__Task requirements__. Please output the records below in full, exactly as given, but without the images.

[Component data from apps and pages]
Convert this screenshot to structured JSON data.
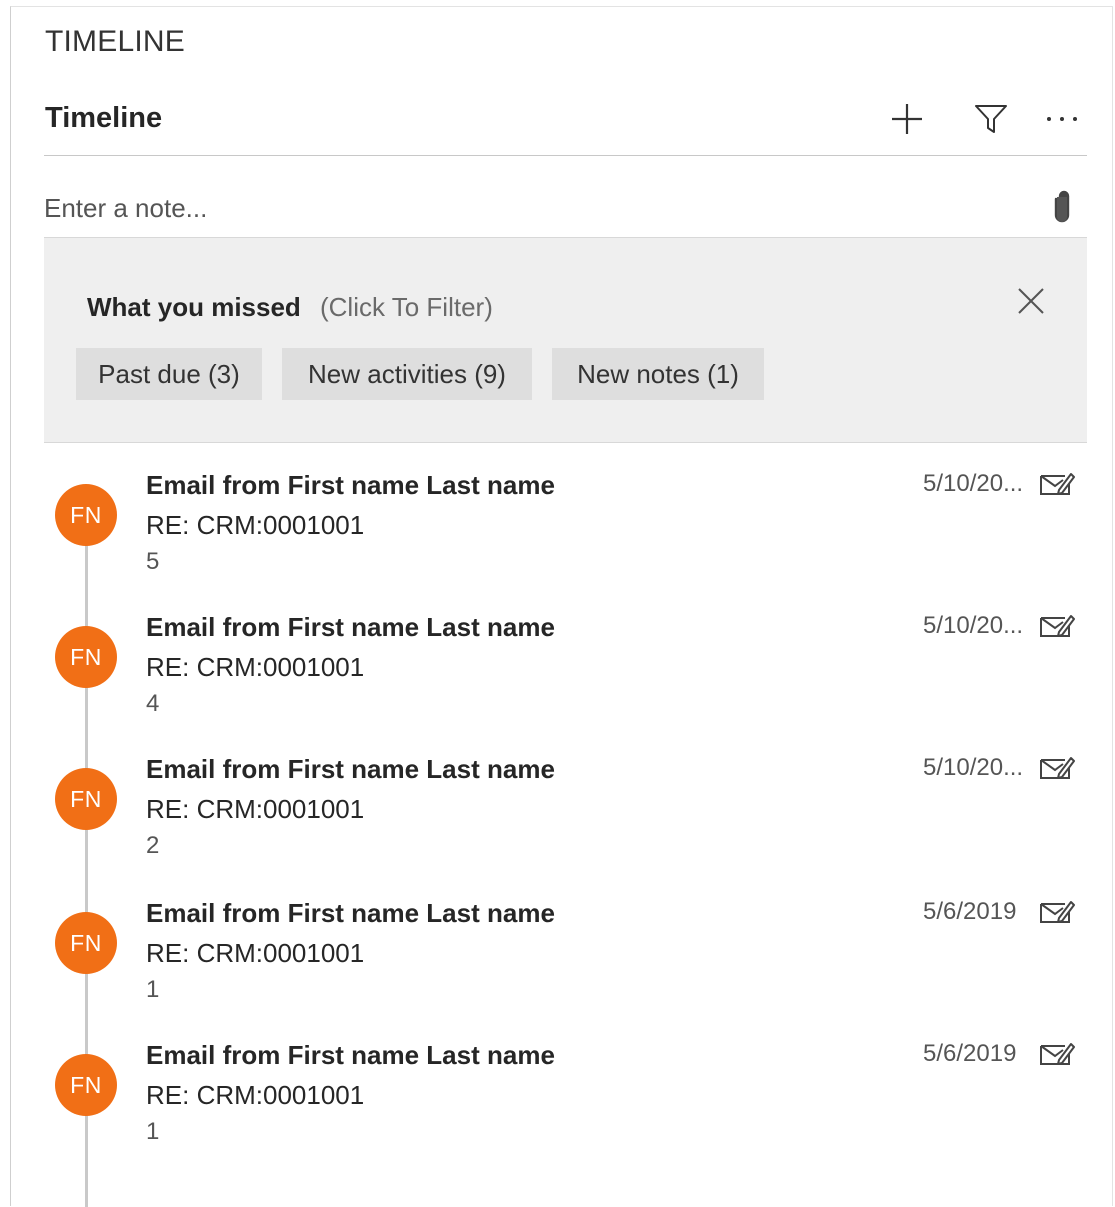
{
  "section": {
    "title": "TIMELINE"
  },
  "header": {
    "title": "Timeline",
    "icons": [
      "add-icon",
      "filter-icon",
      "more-icon"
    ]
  },
  "note": {
    "placeholder": "Enter a note...",
    "icon": "paperclip-icon"
  },
  "missed": {
    "title": "What you missed",
    "hint": "(Click To Filter)",
    "close_icon": "close-icon",
    "chips": [
      {
        "label": "Past due (3)"
      },
      {
        "label": "New activities (9)"
      },
      {
        "label": "New notes (1)"
      }
    ]
  },
  "accent_color": "#f16f16",
  "items": [
    {
      "initials": "FN",
      "title": "Email from First name Last name",
      "subject": "RE: CRM:0001001",
      "body": "5",
      "date": "5/10/20...",
      "icon": "email-icon"
    },
    {
      "initials": "FN",
      "title": "Email from First name Last name",
      "subject": "RE: CRM:0001001",
      "body": "4",
      "date": "5/10/20...",
      "icon": "email-icon"
    },
    {
      "initials": "FN",
      "title": "Email from First name Last name",
      "subject": "RE: CRM:0001001",
      "body": "2",
      "date": "5/10/20...",
      "icon": "email-icon"
    },
    {
      "initials": "FN",
      "title": "Email from First name Last name",
      "subject": "RE: CRM:0001001",
      "body": "1",
      "date": "5/6/2019",
      "icon": "email-icon"
    },
    {
      "initials": "FN",
      "title": "Email from First name Last name",
      "subject": "RE: CRM:0001001",
      "body": "1",
      "date": "5/6/2019",
      "icon": "email-icon"
    }
  ]
}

__Expected answer__.
Convert this screenshot to structured JSON data.
{
  "section": {
    "title": "TIMELINE"
  },
  "header": {
    "title": "Timeline",
    "icons": [
      "add-icon",
      "filter-icon",
      "more-icon"
    ]
  },
  "note": {
    "placeholder": "Enter a note...",
    "icon": "paperclip-icon"
  },
  "missed": {
    "title": "What you missed",
    "hint": "(Click To Filter)",
    "close_icon": "close-icon",
    "chips": [
      {
        "label": "Past due (3)"
      },
      {
        "label": "New activities (9)"
      },
      {
        "label": "New notes (1)"
      }
    ]
  },
  "accent_color": "#f16f16",
  "items": [
    {
      "initials": "FN",
      "title": "Email from First name Last name",
      "subject": "RE: CRM:0001001",
      "body": "5",
      "date": "5/10/20...",
      "icon": "email-icon"
    },
    {
      "initials": "FN",
      "title": "Email from First name Last name",
      "subject": "RE: CRM:0001001",
      "body": "4",
      "date": "5/10/20...",
      "icon": "email-icon"
    },
    {
      "initials": "FN",
      "title": "Email from First name Last name",
      "subject": "RE: CRM:0001001",
      "body": "2",
      "date": "5/10/20...",
      "icon": "email-icon"
    },
    {
      "initials": "FN",
      "title": "Email from First name Last name",
      "subject": "RE: CRM:0001001",
      "body": "1",
      "date": "5/6/2019",
      "icon": "email-icon"
    },
    {
      "initials": "FN",
      "title": "Email from First name Last name",
      "subject": "RE: CRM:0001001",
      "body": "1",
      "date": "5/6/2019",
      "icon": "email-icon"
    }
  ]
}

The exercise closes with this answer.